(TASK TO COMPLETE)
Check each line below for "presence" and give the count of those that have it, nothing else.

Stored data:
════════

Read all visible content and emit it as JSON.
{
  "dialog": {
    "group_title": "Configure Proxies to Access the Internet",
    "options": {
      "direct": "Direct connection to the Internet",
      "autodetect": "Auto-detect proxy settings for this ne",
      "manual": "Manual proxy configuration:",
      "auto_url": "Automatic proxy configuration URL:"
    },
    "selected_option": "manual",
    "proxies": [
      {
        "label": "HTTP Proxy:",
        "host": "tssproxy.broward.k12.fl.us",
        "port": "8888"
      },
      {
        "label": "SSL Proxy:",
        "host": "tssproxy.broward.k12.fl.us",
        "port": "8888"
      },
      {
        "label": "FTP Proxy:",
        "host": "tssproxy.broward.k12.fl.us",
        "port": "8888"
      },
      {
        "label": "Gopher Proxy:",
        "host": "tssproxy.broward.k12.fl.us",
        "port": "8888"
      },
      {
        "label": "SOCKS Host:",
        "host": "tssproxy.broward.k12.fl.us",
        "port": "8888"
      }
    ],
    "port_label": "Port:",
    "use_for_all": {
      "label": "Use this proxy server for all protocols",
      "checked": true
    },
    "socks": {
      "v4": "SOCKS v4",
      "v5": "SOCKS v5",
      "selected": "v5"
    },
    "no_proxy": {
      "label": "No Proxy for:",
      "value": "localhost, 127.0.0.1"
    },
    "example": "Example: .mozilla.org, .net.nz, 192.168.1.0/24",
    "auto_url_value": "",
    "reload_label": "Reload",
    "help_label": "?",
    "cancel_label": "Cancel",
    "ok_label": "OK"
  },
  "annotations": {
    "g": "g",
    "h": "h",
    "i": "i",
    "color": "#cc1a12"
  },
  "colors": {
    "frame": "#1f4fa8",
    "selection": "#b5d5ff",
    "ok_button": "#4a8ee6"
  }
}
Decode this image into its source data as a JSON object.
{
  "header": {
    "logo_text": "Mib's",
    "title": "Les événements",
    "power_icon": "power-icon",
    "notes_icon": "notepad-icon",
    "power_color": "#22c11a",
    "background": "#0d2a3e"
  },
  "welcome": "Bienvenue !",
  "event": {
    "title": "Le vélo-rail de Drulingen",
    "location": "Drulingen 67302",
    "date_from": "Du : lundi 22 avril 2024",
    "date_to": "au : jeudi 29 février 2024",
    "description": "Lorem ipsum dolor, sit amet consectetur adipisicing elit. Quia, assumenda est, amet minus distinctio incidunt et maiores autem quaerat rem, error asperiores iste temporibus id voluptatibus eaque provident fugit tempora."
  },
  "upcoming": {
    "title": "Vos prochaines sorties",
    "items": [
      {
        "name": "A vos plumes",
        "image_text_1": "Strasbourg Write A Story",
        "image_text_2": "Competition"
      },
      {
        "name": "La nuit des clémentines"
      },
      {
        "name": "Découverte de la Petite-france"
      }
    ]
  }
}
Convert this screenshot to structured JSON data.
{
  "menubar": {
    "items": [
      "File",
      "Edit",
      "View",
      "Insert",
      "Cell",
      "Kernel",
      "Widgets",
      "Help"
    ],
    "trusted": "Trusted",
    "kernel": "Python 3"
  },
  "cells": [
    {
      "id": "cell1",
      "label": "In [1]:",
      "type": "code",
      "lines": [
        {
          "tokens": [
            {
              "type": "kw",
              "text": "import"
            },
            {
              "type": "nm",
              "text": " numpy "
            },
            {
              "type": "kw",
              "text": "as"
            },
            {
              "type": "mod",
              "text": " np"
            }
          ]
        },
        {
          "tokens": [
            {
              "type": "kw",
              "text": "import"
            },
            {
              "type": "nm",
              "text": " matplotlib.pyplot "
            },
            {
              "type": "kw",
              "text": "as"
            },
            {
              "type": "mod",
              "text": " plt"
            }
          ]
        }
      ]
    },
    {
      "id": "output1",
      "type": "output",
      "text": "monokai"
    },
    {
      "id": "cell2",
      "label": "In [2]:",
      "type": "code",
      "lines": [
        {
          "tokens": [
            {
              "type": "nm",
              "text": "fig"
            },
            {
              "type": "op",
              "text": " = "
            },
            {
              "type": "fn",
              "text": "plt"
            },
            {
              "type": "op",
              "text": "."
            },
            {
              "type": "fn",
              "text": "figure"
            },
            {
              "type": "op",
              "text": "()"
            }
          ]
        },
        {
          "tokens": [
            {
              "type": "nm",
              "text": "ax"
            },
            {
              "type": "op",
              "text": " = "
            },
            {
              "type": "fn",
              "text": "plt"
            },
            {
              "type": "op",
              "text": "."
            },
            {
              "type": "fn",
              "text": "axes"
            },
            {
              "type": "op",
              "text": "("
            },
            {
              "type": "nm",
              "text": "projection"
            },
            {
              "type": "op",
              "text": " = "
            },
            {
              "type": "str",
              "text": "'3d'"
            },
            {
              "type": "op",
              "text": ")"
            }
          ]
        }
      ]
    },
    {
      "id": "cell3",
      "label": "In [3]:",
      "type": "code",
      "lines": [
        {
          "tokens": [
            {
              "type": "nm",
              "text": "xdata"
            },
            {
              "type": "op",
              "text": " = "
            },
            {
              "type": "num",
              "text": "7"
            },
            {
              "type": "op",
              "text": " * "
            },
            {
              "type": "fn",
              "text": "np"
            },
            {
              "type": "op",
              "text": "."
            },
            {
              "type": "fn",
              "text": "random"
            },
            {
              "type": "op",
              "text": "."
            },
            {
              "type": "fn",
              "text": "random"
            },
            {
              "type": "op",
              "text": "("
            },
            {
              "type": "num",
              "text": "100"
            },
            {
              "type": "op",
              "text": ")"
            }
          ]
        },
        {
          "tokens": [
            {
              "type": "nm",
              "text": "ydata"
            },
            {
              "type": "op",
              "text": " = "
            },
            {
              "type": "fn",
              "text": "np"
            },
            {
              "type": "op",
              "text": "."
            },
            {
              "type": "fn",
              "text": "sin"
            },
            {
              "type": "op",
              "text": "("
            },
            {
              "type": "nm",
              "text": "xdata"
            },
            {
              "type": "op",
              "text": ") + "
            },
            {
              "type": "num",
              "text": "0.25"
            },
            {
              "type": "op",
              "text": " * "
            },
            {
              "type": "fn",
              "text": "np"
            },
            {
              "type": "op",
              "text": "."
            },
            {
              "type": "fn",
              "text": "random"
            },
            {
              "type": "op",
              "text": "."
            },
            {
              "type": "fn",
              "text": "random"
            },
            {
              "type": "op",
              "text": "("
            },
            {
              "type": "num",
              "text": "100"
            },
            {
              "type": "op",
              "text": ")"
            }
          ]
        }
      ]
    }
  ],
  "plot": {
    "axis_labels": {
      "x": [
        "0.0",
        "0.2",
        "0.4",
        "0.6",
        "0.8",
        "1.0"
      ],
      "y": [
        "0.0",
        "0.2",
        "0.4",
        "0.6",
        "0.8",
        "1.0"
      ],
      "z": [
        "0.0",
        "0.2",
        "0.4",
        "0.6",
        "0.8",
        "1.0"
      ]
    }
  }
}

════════

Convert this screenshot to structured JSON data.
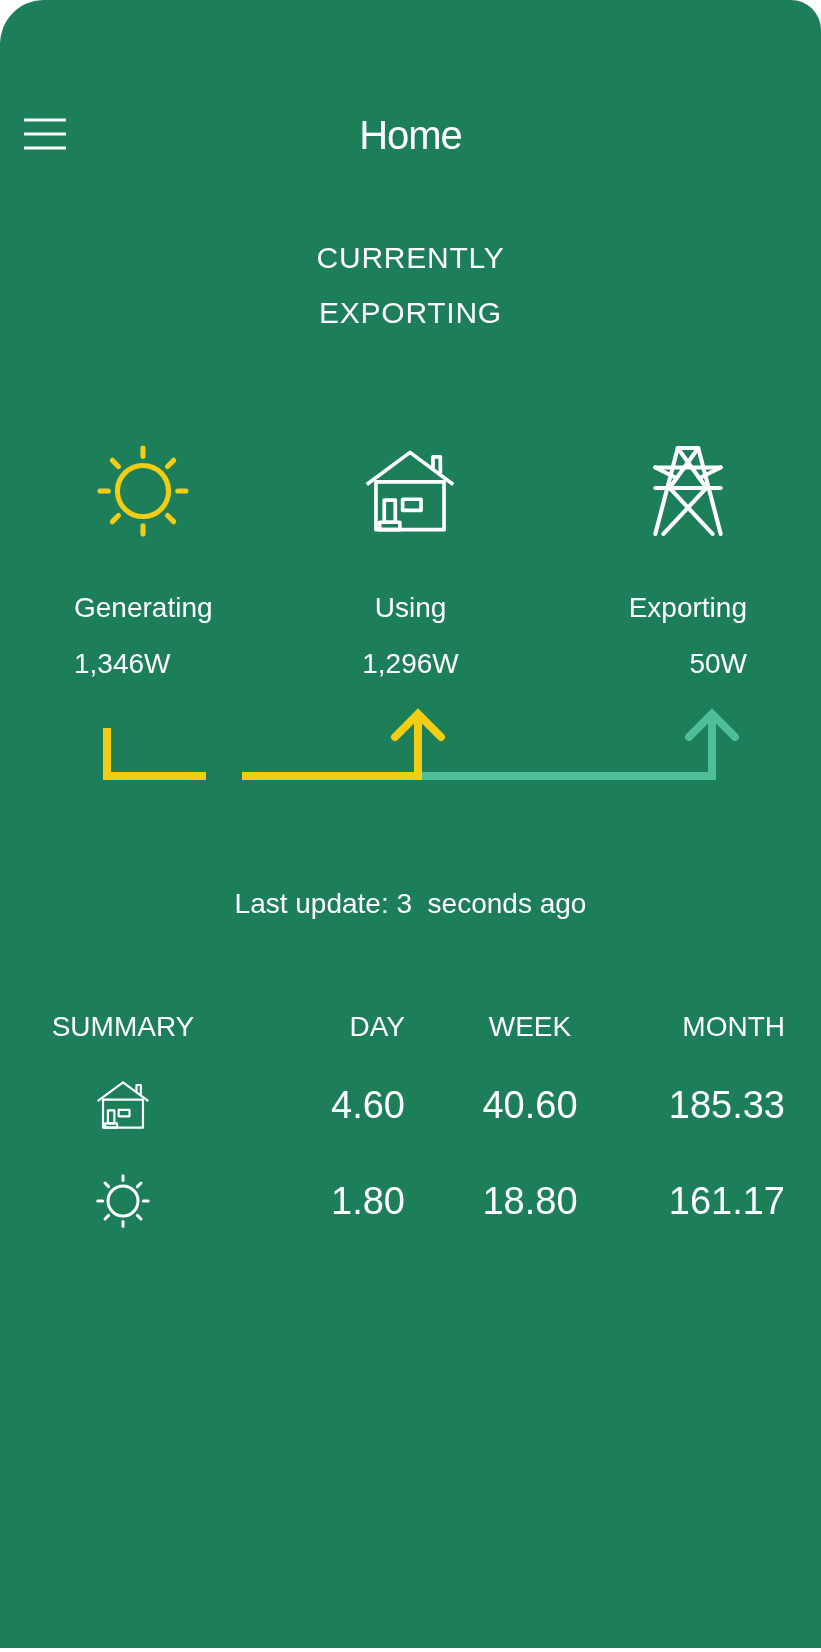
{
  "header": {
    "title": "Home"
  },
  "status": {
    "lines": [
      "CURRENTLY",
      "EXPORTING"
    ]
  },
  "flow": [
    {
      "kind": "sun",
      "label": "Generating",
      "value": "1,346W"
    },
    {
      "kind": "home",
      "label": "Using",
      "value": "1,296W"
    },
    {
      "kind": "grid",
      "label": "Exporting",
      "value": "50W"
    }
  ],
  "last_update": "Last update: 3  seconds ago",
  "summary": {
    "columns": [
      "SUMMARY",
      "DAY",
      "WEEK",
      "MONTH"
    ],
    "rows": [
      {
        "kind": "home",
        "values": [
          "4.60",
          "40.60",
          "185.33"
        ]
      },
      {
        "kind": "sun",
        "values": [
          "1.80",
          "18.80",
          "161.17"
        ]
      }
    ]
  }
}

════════

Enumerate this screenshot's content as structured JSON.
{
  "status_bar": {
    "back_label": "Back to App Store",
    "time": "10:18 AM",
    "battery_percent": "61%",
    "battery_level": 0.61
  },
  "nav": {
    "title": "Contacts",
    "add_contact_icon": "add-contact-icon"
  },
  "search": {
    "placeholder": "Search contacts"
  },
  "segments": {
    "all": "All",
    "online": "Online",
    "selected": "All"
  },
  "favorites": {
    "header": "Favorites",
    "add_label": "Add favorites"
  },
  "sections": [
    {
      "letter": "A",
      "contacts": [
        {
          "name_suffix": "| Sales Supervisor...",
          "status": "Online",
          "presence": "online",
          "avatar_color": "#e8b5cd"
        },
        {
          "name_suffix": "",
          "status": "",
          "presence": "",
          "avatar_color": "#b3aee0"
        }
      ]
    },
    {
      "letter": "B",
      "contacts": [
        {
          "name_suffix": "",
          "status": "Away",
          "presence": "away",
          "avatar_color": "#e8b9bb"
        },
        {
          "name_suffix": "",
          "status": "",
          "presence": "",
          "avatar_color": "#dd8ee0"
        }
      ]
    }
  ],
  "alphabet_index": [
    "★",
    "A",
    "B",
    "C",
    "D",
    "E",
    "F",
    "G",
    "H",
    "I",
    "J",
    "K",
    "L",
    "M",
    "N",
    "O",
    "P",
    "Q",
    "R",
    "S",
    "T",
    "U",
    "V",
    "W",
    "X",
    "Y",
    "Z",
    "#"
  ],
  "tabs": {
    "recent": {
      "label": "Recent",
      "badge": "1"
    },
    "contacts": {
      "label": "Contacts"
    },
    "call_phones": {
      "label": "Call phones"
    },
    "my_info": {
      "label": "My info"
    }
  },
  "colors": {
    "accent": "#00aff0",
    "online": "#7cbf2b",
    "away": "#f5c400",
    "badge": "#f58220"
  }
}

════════

(RESULT BELOW)
4